State Minister for Animal Industry Bright Rwamirama has revealed that his ministry plans to propose amendments to the National Dairy Development Act, to introduce tougher sanctions against those undermining the quality of Uganda’s milk.
While addressing dairy farmers at Sembabule District headquarters last week, Rwamirama expressed concern that Uganda was losing external market for its milk due to poor handling habits within the local supply chain, noting that it was time to start enforcing stricter quality controls.
According to figures from the Dairy Development Authority, Uganda has seen a surge in Dairy exports in the last decade, from $5million in 2008 to $130million at the end of 2017. In the same period, the country saw local milk production grow to nearly 3billion liters per annum, of which 300million liters are exported annually making Uganda the leading exporter of milk and milk products in the region.

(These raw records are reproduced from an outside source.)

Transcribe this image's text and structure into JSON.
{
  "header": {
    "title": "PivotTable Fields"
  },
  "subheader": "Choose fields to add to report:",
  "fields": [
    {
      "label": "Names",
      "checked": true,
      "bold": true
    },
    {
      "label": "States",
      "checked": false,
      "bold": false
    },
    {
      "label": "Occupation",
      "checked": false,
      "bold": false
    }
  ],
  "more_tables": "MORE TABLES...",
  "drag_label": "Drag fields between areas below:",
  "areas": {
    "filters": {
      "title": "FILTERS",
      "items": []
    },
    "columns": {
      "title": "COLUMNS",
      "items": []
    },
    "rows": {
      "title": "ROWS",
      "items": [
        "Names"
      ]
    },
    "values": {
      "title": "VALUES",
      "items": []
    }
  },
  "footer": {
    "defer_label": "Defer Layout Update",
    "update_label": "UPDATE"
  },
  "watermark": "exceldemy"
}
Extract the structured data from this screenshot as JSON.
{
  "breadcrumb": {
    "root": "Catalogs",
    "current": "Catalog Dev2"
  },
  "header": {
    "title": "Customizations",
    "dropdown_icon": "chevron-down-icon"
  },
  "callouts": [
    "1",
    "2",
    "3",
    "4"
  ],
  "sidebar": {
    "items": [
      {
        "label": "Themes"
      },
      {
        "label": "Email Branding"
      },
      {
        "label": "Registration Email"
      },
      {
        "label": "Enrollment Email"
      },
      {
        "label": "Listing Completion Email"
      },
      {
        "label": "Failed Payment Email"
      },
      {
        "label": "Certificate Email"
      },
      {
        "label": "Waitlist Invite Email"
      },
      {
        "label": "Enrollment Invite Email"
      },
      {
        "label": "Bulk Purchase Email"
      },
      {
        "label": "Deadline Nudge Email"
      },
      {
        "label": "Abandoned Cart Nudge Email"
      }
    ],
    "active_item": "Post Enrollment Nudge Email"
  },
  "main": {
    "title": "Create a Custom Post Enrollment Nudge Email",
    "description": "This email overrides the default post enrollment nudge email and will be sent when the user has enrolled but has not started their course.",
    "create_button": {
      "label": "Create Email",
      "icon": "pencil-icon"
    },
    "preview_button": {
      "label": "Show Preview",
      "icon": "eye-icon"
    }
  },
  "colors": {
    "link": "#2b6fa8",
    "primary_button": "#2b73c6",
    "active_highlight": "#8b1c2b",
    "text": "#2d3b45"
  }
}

Now, Rwamirama fears that these gains risk being eroded by unscrupulous actors in the Dairy value-chain. He pointed out in particular that there has been a tendency by milk suppliers, dealers and processors to dilute and contaminate milk with water and other chemicals to increase quantity and lessen perishability.
He warned that such practices were eating away at Uganda’s “legendary” milk purity, affecting its quality, while posing a big health risk to consumers.
“These(unscrupulous) players are taking advantage of the current law which is lenient. But now, we (the ministry) are proposing penalty reforms ranging from three-month to seven years’ imprisonment, which we hope will be deterrent,” he said.
Rwamirama also noted that Uganda needs to increase local milk consumption, arguing that impressive export receipts need to be anchored on an equally strong local consumption.
According to the World Health organization, it is recommended that an ordinary person should averagely consume 200 liters of milk annually, while Uganda’s average mil consumption per capita is 40 liters, the lowest in East Africa.